* [INSTRUCTIONS FOR THE TASK]: For the records below, give the number of lines in which "nGAIN" appears, and add nothing else.

* [MATERIAL PROVIDED]:
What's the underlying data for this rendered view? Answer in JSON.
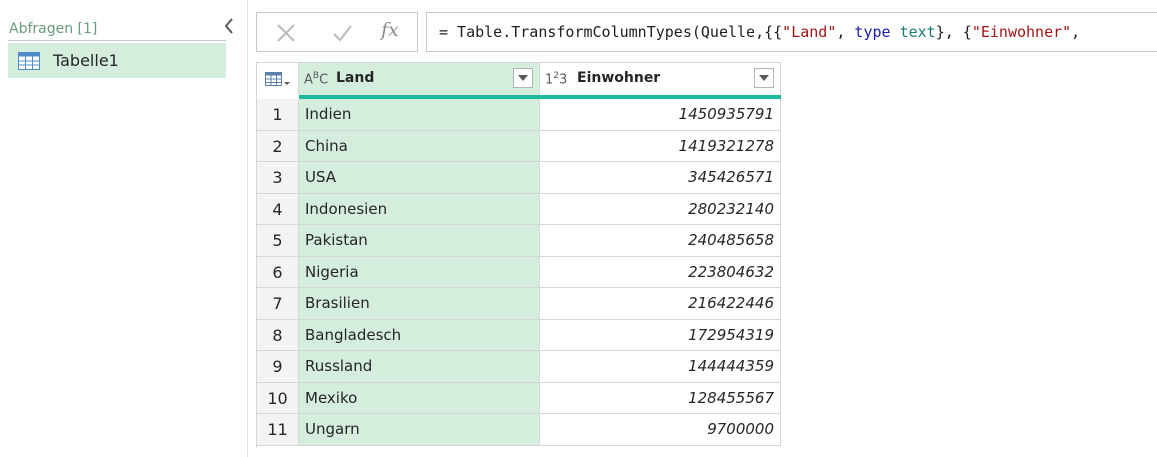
{
  "queries": {
    "title": "Abfragen [1]",
    "items": [
      {
        "label": "Tabelle1",
        "icon": "table-icon"
      }
    ]
  },
  "formula_bar": {
    "cancel_icon": "close-icon",
    "commit_icon": "checkmark-icon",
    "fx_label": "fx",
    "tokens": [
      {
        "t": "= Table.TransformColumnTypes(Quelle,{{",
        "c": ""
      },
      {
        "t": "\"Land\"",
        "c": "tk-str"
      },
      {
        "t": ", ",
        "c": ""
      },
      {
        "t": "type",
        "c": "tk-kw"
      },
      {
        "t": " ",
        "c": ""
      },
      {
        "t": "text",
        "c": "tk-type"
      },
      {
        "t": "}, {",
        "c": ""
      },
      {
        "t": "\"Einwohner\"",
        "c": "tk-str"
      },
      {
        "t": ",",
        "c": ""
      }
    ]
  },
  "grid": {
    "columns": [
      {
        "name": "Land",
        "type_label": "ABC",
        "type_icon": "text-type-icon"
      },
      {
        "name": "Einwohner",
        "type_label": "123",
        "type_icon": "number-type-icon"
      }
    ],
    "rows": [
      {
        "n": "1",
        "land": "Indien",
        "pop": "1450935791"
      },
      {
        "n": "2",
        "land": "China",
        "pop": "1419321278"
      },
      {
        "n": "3",
        "land": "USA",
        "pop": "345426571"
      },
      {
        "n": "4",
        "land": "Indonesien",
        "pop": "280232140"
      },
      {
        "n": "5",
        "land": "Pakistan",
        "pop": "240485658"
      },
      {
        "n": "6",
        "land": "Nigeria",
        "pop": "223804632"
      },
      {
        "n": "7",
        "land": "Brasilien",
        "pop": "216422446"
      },
      {
        "n": "8",
        "land": "Bangladesch",
        "pop": "172954319"
      },
      {
        "n": "9",
        "land": "Russland",
        "pop": "144444359"
      },
      {
        "n": "10",
        "land": "Mexiko",
        "pop": "128455567"
      },
      {
        "n": "11",
        "land": "Ungarn",
        "pop": "9700000"
      }
    ]
  },
  "colors": {
    "selected_bg": "#d4eddd",
    "quality_bar": "#1fb99c",
    "query_title": "#6a9a7c"
  }
}
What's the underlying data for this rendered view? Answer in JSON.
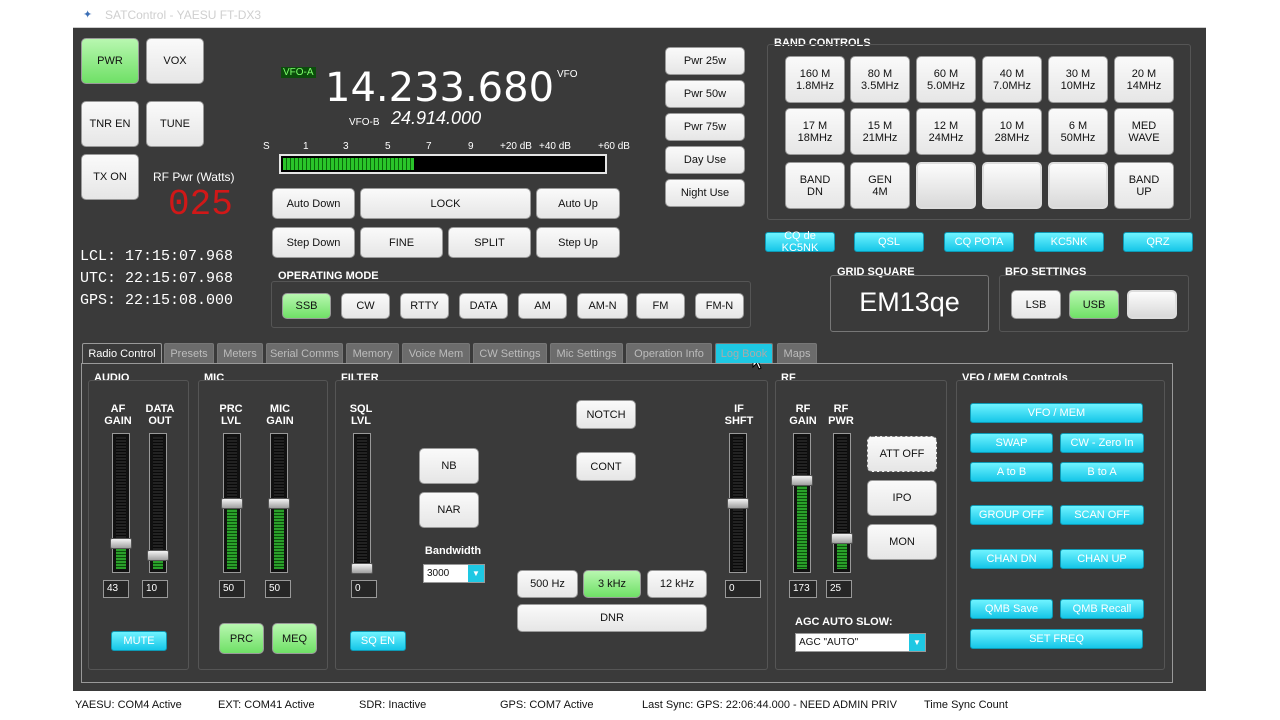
{
  "window": {
    "title": "SATControl - YAESU FT-DX3"
  },
  "top_buttons": {
    "pwr": "PWR",
    "vox": "VOX",
    "tnr_en": "TNR EN",
    "tune": "TUNE",
    "tx_on": "TX ON"
  },
  "rf_power": {
    "label": "RF Pwr (Watts)",
    "value": "025"
  },
  "clocks": {
    "lcl": "LCL: 17:15:07.968",
    "utc": "UTC: 22:15:07.968",
    "gps": "GPS: 22:15:08.000"
  },
  "vfo": {
    "a_label": "VFO-A",
    "a_freq": "14.233.680",
    "mode_label": "VFO",
    "b_label": "VFO-B",
    "b_freq": "24.914.000"
  },
  "meter": {
    "scale": [
      "S",
      "1",
      "3",
      "5",
      "7",
      "9",
      "+20 dB",
      "+40 dB",
      "+60 dB"
    ],
    "level": 0.41
  },
  "vfo_buttons": {
    "auto_down": "Auto Down",
    "lock": "LOCK",
    "auto_up": "Auto Up",
    "step_down": "Step Down",
    "fine": "FINE",
    "split": "SPLIT",
    "step_up": "Step Up"
  },
  "operating_mode": {
    "title": "OPERATING MODE",
    "modes": [
      "SSB",
      "CW",
      "RTTY",
      "DATA",
      "AM",
      "AM-N",
      "FM",
      "FM-N"
    ],
    "active": "SSB"
  },
  "power_presets": [
    "Pwr 25w",
    "Pwr 50w",
    "Pwr 75w",
    "Day Use",
    "Night Use"
  ],
  "band_controls": {
    "title": "BAND CONTROLS",
    "row1": [
      "160 M\n1.8MHz",
      "80 M\n3.5MHz",
      "60 M\n5.0MHz",
      "40 M\n7.0MHz",
      "30 M\n10MHz",
      "20 M\n14MHz"
    ],
    "row2": [
      "17 M\n18MHz",
      "15 M\n21MHz",
      "12 M\n24MHz",
      "10 M\n28MHz",
      "6 M\n50MHz",
      "MED\nWAVE"
    ],
    "band_dn": "BAND\nDN",
    "gen": "GEN\n4M",
    "band_up": "BAND\nUP"
  },
  "macros": [
    "CQ de KC5NK",
    "QSL",
    "CQ POTA",
    "KC5NK",
    "QRZ"
  ],
  "grid_square": {
    "title": "GRID SQUARE",
    "value": "EM13qe"
  },
  "bfo": {
    "title": "BFO SETTINGS",
    "lsb": "LSB",
    "usb": "USB"
  },
  "tabs": [
    "Radio Control",
    "Presets",
    "Meters",
    "Serial Comms",
    "Memory",
    "Voice Mem",
    "CW Settings",
    "Mic Settings",
    "Operation Info",
    "Log Book",
    "Maps"
  ],
  "audio": {
    "title": "AUDIO",
    "af_gain_label": "AF\nGAIN",
    "data_out_label": "DATA\nOUT",
    "af_gain": "43",
    "data_out": "10",
    "mute": "MUTE"
  },
  "mic": {
    "title": "MIC",
    "prc_lvl_label": "PRC\nLVL",
    "mic_gain_label": "MIC\nGAIN",
    "prc_lvl": "50",
    "mic_gain": "50",
    "prc": "PRC",
    "meq": "MEQ"
  },
  "filter": {
    "title": "FILTER",
    "sql_lvl_label": "SQL\nLVL",
    "sql_lvl": "0",
    "nb": "NB",
    "nar": "NAR",
    "notch": "NOTCH",
    "cont": "CONT",
    "if_shft_label": "IF\nSHFT",
    "if_shft": "0",
    "bandwidth_label": "Bandwidth",
    "bandwidth": "3000",
    "bw500": "500 Hz",
    "bw3k": "3 kHz",
    "bw12k": "12 kHz",
    "dnr": "DNR",
    "sq_en": "SQ EN"
  },
  "rf": {
    "title": "RF",
    "rf_gain_label": "RF\nGAIN",
    "rf_pwr_label": "RF\nPWR",
    "rf_gain": "173",
    "rf_pwr": "25",
    "att": "ATT OFF",
    "ipo": "IPO",
    "mon": "MON",
    "agc_label": "AGC AUTO SLOW:",
    "agc": "AGC \"AUTO\""
  },
  "vfo_mem": {
    "title": "VFO / MEM Controls",
    "vfo_mem": "VFO / MEM",
    "swap": "SWAP",
    "cw_zero": "CW - Zero In",
    "a_to_b": "A to B",
    "b_to_a": "B to A",
    "group_off": "GROUP OFF",
    "scan_off": "SCAN OFF",
    "chan_dn": "CHAN DN",
    "chan_up": "CHAN UP",
    "qmb_save": "QMB Save",
    "qmb_recall": "QMB Recall",
    "set_freq": "SET FREQ"
  },
  "status_bar": {
    "yaesu": "YAESU: COM4 Active",
    "ext": "EXT: COM41 Active",
    "sdr": "SDR: Inactive",
    "gps": "GPS: COM7 Active",
    "last_sync": "Last Sync:  GPS: 22:06:44.000 - NEED ADMIN PRIV",
    "time_sync": "Time Sync Count"
  },
  "colors": {
    "panel": "#3a3a3a",
    "accent_cyan": "#1ec8e3",
    "green_on": "#6fe066",
    "rf_red": "#d01818"
  }
}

* [ANSWER BOX]: 3